Sales and Service Structure:
We can see from the surveys referenced above, customer needs and expectations have changed significantly over the past several years. As a result, the role of sales representatives and the structure of the sales organization should also evolve. Advances to eCommerce and realizations brought to light from COVID restrictions have contributed to the need for developing new cost-effective sales/service models. Finding, selling to, and servicing customers has changed. If you haven’t already begun to make some changes in your company, now is a good time. Consider the role of the traditional sales rep. How should your sales and service organization be structured? Redefine sales roles, responsibilities, and align sales compensation to reward for those things that are consistent with your company’s strategic objectives.

Many progressive distributors are reorganizing into hybrid sales/service teams:

  • Sales Reps (hunters): focused on finding new customers; don’t keep them long term
  • Account Managers (farmers): handle key accounts; grow share of wallet
  • Inside Sales Reps (proactive): manage mid-market customers
  • Customer Experience Reps: manage small house accounts; support the sales team

Data Analytics:
Strategic pricing, cost to serve and customer profitability analysis are three key areas that most distributors can easily address.

  • Strategic pricing: Sales reps often leave money on the table, are sometimes hesitant or not capable of negotiating effectively and many price in fear of losing orders. Customers often receive unnecessary price concessions because sales reps don’t know true market prices. Pricing analytics, in your ERP system will provide market-based pricing recommendations for all products. Improved pricing practices will easily add 200+ basis points to your overall margins.
  • Cost to serve (CTS): Most distributors value customers based on sales or gross profit and forget about the expense incurred earning those dollars. The cost to execute an average warehouse order at your company may surprise you. Distributors who understand their CTS often have a gross profit threshold on sales orders before giving credit or paying commission to sales reps. Why reward sales reps for unprofitable orders?

    Highly detailed CTS analyses have great value but can be complicated and time consuming. With a few simple calculations you can determine average CTS per order. It’s easier if all orders are delivered from your facility:

    Total Operating Expense/Number of Orders/Deliveries = Average CTS per order
    ($12,000,000/75,0000 = $160 average CTS)

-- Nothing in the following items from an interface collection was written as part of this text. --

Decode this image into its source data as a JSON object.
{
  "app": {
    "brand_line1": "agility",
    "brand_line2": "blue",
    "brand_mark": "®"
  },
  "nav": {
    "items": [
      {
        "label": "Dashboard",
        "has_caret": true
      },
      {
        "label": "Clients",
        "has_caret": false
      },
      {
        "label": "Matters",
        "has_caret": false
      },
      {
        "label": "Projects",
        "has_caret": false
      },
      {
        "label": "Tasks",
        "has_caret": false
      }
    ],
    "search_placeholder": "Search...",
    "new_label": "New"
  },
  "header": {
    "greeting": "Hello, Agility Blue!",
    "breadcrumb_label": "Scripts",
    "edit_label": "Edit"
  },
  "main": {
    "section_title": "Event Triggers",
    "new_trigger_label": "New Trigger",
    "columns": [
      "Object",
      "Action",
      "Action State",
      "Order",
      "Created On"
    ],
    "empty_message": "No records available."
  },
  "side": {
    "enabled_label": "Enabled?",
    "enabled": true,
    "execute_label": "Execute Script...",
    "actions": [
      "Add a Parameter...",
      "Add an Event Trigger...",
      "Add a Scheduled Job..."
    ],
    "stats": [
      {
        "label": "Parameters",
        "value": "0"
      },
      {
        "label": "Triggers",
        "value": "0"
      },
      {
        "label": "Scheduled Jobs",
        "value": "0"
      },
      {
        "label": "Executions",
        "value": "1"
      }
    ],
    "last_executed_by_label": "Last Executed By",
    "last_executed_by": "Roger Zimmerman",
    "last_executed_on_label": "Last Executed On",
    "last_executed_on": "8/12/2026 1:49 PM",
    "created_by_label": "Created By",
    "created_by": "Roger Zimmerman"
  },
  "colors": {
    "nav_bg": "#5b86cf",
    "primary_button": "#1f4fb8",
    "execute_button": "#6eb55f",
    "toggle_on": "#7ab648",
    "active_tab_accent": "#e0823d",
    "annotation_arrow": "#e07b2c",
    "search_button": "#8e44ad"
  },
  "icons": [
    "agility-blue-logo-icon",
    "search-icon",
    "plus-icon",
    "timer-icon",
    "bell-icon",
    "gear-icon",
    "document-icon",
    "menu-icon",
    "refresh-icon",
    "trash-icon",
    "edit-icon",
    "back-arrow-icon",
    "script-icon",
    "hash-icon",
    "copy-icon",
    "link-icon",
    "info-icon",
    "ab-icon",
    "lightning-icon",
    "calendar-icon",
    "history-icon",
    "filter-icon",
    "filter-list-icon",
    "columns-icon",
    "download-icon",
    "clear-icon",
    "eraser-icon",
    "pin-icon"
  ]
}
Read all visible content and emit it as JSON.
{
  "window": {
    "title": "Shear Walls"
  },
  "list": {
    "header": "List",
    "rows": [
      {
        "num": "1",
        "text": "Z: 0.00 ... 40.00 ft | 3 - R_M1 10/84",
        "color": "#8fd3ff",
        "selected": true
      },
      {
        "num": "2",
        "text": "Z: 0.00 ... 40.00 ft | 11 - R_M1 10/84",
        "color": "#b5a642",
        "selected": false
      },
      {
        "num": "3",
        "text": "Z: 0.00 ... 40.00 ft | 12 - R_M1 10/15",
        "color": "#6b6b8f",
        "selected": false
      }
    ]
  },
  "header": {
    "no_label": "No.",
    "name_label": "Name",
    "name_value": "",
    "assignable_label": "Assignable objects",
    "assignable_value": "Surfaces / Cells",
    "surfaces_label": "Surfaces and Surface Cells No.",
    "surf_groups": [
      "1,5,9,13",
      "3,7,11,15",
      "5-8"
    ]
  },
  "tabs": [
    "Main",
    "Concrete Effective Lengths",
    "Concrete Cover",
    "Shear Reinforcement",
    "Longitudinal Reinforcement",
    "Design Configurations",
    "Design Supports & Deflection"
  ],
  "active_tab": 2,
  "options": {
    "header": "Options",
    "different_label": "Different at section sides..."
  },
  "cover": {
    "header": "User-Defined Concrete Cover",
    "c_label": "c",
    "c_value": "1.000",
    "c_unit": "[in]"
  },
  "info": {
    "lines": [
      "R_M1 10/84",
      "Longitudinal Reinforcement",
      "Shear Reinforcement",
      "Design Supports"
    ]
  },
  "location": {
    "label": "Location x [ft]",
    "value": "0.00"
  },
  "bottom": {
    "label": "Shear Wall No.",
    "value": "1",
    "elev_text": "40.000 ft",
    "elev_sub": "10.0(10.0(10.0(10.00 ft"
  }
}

    If suppliers are also drop shipping for you, it’s a little more complicated. Separate sales into warehouse and direct. Apply all storage, handling, and delivery expenses to the warehouse sales only, then do the math. This will give you a fairly accurate average cost to serve for both warehouse and drop shipped orders.

    Customer Profitability Analysis: Having accurate P&Ls by customer, sales territory, branch, customer segment, etc. is extremely valuable. Customers with the greatest sales volume or gross profit are not necessarily the same ones making the largest contributions to your bottom line. Customer profitability data has enabled many distributors to identify which customers are the true profit contributors as well as identifying profit leaks and fixing them. If you determine that certain customer profiles or segments were returning a substantially different ROI, you might decide to stop investing scarce resources collecting more customers who predictably will be under performers and invest more resources going after prospects that most likely will provide a better ROI. Customer profitability analysis can only be done after completing a detailed cost to serve analysis.

It’s important for company leaders to think strategically about what moves are necessary to remain viable. Some of the key drivers forcing the need for change are buyer preferences, competition (industry consolidation), margin compression, changing markets and eCommerce. Small changes to your business model will substantially move the profit needle for your company.